  • 23 September 2011

The late Canadian-British business tycoon Lord Beaverbrook once remarked that giving certain countries independence was like giving a razor to a child. Such incapable creatures were ill-suited to independence, effectively disqualified from claims to sovereignty because of their poor resume in development.

In 1947, UN General Assembly resolution 181 was passed. It promised a Jewish and an Arab state out of the Mandate of Palestine. In time, it came to be known as the partition resolution. The United States, Soviet Union and Australia were among the countries voting for its adoption. The Arab world was furious. Israeli independence was unilaterally declared.

With these events in mind, Palestinian President Mahmoud Abbas hopes to extract a Security Council resolution validating his effort to establish a Palestinian state along the borders of 4 June 1967.

The Israelis, with American support, are fuming, threatening to abandon the Oslo accords that give the Palestinian Authority control of part of Gaza and the West Bank. Foreign Minister Avigdor Lieberman and Danny Danon of the Likud party have adopted extreme stances, claiming the status of east Jerusalem and the West Bank settlements will cease to be up for negotiation should the Palestinians unilaterally pursue recognition. They, it would seem, have not read the history books.

Danon has urged an annexation of the West Bank and a removal of Palestinians into Jordan, with Egypt taking over Gaza. Given the transformation of the Middle East, the overthrow of various tyrannical regimes and the continuing challenges to others, Israel will be pressed to join the train of history and make similar changes.

That the Palestinians, a recognised people, must mediate their sovereignty through channels that place them in a position of subservience is unacceptable. The question is not whether recognition should be granted, but how.

The US strategy on this has been to reverse the onus of recognition — it is the Palestinian people who must recognise Israel as a 'Jewish state'.

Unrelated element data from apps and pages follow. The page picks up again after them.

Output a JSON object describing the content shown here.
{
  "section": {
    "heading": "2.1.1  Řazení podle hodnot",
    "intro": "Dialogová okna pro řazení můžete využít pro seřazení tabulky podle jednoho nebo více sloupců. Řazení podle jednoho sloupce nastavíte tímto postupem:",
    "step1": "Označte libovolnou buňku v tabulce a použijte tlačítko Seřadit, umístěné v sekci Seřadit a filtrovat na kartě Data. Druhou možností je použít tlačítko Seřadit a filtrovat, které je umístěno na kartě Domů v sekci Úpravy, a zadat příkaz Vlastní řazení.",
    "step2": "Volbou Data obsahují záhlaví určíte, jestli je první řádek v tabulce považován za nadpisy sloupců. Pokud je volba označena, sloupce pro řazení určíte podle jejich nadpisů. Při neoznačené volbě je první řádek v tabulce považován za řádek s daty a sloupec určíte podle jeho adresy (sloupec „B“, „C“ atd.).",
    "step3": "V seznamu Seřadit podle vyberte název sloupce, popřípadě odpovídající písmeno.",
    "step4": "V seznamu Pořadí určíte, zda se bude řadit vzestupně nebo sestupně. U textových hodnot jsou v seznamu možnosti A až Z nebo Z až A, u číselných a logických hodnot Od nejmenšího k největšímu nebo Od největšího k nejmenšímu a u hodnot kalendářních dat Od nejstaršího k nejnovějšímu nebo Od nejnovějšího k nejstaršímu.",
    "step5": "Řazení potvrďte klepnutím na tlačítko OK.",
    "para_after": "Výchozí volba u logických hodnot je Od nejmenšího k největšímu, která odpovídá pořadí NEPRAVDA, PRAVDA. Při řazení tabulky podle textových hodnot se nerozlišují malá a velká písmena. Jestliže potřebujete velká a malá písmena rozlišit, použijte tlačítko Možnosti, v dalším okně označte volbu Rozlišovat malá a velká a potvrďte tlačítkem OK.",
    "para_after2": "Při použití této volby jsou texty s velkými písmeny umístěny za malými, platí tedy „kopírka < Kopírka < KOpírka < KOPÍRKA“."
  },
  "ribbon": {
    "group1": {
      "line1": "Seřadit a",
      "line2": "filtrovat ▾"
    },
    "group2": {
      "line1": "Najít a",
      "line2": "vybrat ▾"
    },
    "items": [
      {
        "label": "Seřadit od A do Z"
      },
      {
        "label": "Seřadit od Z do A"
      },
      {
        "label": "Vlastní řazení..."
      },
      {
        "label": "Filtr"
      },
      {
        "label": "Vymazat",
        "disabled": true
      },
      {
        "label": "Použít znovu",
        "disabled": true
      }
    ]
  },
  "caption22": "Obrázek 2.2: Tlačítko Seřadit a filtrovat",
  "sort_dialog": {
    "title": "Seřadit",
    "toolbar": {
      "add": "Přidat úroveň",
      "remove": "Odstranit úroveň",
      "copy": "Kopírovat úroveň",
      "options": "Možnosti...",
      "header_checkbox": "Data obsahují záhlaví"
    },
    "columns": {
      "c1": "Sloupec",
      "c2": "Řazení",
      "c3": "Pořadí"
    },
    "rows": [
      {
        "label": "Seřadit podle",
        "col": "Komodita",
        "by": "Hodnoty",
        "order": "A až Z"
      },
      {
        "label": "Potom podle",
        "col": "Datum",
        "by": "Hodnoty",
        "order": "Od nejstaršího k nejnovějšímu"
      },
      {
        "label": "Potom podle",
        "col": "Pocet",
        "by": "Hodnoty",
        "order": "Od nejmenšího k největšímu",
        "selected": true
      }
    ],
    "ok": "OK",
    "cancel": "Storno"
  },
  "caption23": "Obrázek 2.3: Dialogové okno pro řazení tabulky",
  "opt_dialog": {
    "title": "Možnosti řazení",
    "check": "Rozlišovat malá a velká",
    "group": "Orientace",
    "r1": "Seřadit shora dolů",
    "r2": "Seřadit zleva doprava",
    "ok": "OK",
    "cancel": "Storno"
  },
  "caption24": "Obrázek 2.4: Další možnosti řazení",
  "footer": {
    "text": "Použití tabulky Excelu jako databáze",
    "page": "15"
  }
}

There are those among both Palestinians and the Israeli peace movement who feel the time for recognition is nigh, that it will bring benefits to citizens from both sides. They believe recognition of Palestine will get the parties talking again.